• **What is needed**: The response should hold each line from the entries below where "Liên" is found.

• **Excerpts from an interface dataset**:

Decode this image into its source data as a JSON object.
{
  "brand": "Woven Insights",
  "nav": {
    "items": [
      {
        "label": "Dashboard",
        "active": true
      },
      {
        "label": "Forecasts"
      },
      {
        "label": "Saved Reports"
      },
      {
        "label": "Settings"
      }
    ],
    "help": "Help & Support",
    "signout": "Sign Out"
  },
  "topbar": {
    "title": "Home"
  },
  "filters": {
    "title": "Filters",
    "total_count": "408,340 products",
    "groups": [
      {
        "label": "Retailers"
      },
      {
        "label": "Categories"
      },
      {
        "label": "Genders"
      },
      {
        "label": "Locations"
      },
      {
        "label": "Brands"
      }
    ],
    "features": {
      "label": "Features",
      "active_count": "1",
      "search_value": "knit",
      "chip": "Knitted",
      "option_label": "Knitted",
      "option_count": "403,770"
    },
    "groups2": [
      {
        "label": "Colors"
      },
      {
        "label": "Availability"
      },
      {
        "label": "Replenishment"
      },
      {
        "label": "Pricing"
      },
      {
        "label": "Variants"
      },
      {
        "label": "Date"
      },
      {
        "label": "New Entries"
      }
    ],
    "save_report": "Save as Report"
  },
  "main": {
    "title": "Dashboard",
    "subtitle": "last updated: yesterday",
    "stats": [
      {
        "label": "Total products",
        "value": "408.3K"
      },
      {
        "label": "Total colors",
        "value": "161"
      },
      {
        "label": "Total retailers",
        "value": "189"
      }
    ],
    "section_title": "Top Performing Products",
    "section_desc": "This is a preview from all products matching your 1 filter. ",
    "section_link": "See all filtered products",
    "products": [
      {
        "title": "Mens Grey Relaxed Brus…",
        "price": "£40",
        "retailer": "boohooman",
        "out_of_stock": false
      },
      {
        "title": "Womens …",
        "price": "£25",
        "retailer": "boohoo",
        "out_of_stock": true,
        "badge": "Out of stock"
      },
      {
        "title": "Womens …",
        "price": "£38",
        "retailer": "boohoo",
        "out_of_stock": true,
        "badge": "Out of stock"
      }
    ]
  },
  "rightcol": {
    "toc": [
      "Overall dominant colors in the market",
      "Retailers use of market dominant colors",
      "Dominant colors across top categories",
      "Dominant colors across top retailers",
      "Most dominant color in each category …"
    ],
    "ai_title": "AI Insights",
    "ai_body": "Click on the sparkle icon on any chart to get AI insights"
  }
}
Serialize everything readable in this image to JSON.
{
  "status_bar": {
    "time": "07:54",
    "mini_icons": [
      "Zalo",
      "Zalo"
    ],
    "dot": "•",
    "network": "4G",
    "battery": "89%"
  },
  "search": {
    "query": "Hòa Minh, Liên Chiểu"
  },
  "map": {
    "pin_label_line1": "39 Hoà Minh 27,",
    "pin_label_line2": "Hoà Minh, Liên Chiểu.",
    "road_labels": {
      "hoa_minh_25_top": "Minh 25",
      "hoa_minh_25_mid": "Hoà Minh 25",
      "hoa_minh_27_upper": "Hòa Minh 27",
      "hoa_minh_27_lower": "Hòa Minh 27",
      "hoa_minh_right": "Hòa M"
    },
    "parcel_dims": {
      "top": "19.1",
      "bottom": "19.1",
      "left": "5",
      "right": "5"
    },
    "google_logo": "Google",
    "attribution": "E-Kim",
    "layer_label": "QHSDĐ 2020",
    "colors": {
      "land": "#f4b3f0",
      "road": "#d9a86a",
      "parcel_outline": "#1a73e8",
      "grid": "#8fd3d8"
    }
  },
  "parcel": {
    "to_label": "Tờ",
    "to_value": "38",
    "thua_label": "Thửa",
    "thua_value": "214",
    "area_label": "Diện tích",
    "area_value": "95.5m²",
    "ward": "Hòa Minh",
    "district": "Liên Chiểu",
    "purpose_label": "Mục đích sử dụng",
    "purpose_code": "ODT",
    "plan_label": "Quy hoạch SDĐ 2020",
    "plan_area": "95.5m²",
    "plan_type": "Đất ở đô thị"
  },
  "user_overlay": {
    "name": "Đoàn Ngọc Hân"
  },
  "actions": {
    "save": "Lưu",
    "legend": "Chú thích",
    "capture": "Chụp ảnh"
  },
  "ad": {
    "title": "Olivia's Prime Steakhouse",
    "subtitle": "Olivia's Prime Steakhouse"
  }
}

• **Task solution**:
    "query": "Hòa Minh, Liên Chiểu"
    "pin_label_line2": "Hoà Minh, Liên Chiểu.",
    "district": "Liên Chiểu",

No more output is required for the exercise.